Clearly, this was a situation in need of improvement. And although potatoes were at first regarded with suspicion in Europe, they did become part of sailing ship’s food stores and eventually would become an indispensible part of the European diet, and it’s a good thing they did. Scurvy alone was responsible for the deaths of probably two million sailors from 1500 to 1800. According to Jonathan Lamb, “In 1499, Vasco da Gama lost 116 of his crew of 170; In 1520, Magellan lost 208 out of 230;… all mainly to scurvy.”

Potatoes provide starch, an essential component of the diet, but are also rich in vitamin C, high in potassium and a very good source of fiber. In fact, potatoes alone supply every vital nutrient except calcium, vitamin A and vitamin D. They are also more easily kept than leafy vegetables or fruits, which made them an ideal food stuff for sailing fleets. So much did potatoes provide, they soon became important not only to sailors but the entire European population.
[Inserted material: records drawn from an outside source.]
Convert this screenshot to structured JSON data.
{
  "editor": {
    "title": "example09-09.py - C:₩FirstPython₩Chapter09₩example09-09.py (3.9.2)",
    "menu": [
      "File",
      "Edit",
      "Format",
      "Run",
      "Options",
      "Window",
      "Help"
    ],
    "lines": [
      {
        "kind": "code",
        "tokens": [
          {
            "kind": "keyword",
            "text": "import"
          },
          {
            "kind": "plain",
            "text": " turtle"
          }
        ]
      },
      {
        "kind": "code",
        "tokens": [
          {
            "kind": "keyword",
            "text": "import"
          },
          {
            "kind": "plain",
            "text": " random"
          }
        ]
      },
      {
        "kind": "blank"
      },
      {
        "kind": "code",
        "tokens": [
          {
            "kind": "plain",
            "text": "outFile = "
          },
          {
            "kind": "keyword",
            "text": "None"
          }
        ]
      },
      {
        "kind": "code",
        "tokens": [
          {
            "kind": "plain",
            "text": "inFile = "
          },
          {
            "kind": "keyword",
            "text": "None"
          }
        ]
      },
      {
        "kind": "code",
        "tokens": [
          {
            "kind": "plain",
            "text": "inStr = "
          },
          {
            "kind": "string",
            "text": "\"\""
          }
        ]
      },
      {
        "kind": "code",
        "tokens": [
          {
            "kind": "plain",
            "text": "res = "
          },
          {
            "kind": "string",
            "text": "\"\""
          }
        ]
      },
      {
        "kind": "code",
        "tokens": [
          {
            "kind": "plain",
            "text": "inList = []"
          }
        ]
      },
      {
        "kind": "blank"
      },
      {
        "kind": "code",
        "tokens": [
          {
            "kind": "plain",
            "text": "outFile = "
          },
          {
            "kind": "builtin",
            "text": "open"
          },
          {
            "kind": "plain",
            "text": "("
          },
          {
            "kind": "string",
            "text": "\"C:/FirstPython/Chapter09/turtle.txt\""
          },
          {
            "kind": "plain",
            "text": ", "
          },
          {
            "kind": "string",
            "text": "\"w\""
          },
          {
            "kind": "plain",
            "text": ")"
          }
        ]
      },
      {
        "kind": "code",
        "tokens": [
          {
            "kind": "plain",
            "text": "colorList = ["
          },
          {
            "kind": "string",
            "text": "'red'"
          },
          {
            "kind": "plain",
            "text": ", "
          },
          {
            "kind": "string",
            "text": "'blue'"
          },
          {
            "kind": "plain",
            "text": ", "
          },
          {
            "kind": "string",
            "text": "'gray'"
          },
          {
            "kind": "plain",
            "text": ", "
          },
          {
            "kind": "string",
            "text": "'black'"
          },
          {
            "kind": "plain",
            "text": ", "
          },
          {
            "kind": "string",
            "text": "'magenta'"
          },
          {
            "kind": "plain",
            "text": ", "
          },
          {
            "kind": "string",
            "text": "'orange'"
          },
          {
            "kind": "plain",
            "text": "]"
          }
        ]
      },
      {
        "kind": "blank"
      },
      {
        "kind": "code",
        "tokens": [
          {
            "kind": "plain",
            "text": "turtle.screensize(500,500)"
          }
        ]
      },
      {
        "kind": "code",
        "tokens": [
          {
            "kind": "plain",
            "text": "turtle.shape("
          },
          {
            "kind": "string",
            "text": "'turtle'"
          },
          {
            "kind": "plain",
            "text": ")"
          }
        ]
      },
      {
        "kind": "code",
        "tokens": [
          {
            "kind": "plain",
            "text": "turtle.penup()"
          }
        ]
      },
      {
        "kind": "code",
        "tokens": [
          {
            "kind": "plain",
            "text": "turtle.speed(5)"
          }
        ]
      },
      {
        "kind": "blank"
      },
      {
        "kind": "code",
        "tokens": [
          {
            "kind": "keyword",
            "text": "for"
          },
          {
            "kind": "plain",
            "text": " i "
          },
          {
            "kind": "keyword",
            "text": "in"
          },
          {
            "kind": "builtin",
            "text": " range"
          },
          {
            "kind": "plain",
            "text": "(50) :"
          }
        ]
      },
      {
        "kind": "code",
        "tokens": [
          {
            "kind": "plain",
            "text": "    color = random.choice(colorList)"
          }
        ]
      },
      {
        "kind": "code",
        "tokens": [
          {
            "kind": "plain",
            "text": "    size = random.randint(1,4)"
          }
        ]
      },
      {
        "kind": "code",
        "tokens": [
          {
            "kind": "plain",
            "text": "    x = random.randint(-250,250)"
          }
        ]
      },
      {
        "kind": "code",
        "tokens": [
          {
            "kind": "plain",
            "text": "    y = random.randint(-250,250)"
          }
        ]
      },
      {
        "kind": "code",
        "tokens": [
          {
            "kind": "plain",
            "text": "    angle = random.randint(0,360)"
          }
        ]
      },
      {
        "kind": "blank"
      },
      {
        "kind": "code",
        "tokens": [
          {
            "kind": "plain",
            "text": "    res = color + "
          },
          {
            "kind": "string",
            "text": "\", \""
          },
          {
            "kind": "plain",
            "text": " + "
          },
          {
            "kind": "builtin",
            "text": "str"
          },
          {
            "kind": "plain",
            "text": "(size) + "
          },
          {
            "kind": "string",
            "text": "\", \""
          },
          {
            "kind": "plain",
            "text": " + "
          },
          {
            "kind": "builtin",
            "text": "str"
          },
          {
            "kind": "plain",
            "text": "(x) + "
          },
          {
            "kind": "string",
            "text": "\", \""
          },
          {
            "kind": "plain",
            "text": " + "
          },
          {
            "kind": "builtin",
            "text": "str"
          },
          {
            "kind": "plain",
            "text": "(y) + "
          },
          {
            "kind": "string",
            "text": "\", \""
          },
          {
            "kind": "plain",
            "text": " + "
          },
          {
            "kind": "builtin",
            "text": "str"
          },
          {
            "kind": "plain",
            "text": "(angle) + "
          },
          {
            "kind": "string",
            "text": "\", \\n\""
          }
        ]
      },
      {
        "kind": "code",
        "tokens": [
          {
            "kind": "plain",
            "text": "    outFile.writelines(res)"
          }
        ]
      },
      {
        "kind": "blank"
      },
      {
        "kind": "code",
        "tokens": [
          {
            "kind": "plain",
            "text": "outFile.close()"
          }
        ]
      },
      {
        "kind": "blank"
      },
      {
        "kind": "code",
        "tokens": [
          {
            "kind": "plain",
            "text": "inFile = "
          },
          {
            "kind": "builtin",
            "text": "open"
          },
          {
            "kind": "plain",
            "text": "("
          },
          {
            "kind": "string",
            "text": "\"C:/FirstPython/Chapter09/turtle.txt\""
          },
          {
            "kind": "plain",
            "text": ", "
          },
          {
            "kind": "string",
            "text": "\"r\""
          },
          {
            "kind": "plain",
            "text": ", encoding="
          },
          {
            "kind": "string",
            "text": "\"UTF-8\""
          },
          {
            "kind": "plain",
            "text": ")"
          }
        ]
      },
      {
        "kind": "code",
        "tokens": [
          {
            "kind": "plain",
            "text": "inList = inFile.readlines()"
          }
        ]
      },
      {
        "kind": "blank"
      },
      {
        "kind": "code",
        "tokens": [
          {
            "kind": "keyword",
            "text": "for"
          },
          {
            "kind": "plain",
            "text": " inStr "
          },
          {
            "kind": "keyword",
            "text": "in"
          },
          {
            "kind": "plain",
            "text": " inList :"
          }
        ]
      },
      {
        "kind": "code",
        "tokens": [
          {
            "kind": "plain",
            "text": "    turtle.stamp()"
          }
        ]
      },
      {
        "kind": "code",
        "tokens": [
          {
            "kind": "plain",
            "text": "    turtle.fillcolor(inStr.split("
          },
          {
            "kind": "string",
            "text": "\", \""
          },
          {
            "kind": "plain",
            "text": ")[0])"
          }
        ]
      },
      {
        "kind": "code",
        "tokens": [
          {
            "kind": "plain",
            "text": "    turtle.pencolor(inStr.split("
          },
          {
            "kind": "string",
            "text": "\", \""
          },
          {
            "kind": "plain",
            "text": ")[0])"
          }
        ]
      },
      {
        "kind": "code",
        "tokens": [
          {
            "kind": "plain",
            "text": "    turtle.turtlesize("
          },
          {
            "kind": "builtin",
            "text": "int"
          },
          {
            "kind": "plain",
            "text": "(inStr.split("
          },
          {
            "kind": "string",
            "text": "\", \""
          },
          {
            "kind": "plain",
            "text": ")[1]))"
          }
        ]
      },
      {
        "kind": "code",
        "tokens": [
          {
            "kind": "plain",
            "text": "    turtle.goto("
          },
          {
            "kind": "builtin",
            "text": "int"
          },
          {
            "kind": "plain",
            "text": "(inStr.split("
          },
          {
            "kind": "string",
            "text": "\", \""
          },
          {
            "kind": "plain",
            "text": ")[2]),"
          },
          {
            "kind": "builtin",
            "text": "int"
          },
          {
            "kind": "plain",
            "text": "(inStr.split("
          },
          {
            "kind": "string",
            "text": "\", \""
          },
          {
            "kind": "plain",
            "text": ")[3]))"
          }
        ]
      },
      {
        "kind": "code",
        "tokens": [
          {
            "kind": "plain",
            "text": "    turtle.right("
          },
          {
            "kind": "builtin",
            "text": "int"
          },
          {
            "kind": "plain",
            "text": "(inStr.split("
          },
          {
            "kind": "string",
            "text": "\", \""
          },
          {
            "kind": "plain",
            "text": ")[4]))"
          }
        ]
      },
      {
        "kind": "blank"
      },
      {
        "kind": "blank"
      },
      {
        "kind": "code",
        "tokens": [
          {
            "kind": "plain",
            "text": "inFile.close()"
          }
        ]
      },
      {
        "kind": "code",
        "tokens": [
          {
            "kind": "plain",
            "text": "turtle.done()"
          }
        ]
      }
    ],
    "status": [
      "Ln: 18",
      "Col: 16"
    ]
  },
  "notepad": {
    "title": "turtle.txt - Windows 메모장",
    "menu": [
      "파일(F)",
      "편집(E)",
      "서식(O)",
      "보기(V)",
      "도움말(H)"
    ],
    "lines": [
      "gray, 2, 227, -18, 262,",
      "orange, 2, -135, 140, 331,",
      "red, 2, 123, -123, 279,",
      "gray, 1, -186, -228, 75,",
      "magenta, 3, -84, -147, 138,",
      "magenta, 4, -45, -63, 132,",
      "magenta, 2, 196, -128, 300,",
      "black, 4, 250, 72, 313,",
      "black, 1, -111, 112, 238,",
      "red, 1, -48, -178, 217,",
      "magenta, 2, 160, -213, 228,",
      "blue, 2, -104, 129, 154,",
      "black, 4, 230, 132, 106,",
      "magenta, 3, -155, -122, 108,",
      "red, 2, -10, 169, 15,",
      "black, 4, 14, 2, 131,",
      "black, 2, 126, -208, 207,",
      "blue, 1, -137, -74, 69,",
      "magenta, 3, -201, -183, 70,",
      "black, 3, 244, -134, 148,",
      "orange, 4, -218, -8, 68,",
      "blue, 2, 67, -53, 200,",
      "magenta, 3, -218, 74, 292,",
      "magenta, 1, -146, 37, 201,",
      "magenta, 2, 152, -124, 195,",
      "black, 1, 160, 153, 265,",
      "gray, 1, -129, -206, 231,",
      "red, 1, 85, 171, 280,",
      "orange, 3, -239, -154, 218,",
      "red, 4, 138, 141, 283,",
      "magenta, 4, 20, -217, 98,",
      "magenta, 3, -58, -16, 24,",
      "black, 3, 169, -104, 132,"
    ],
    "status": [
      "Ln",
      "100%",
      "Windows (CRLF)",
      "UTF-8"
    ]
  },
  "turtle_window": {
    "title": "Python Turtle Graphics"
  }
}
Farmers could produce much more food with potatoes, than from grains alone, which was the basis of most diets at the time, and also protect against grain crop failures which periodically caused famines. Of course, dependence on the potato would become cause for another great famine in Ireland, which is a story of its own. What is certain is that through the course of history, the potato is one of the most important staple food crops, from the great Incan Empire to the sailing ships of explorers to the garden plots of Europe. And still today, the potato is the most widely consumed vegetable by far.

Jeff Chapman. The Impact of the Potato, History Magazine
Lamb, Jonathan (2001). Preserving the Self in the South Seas, 1680-1840. University of Chicago Press.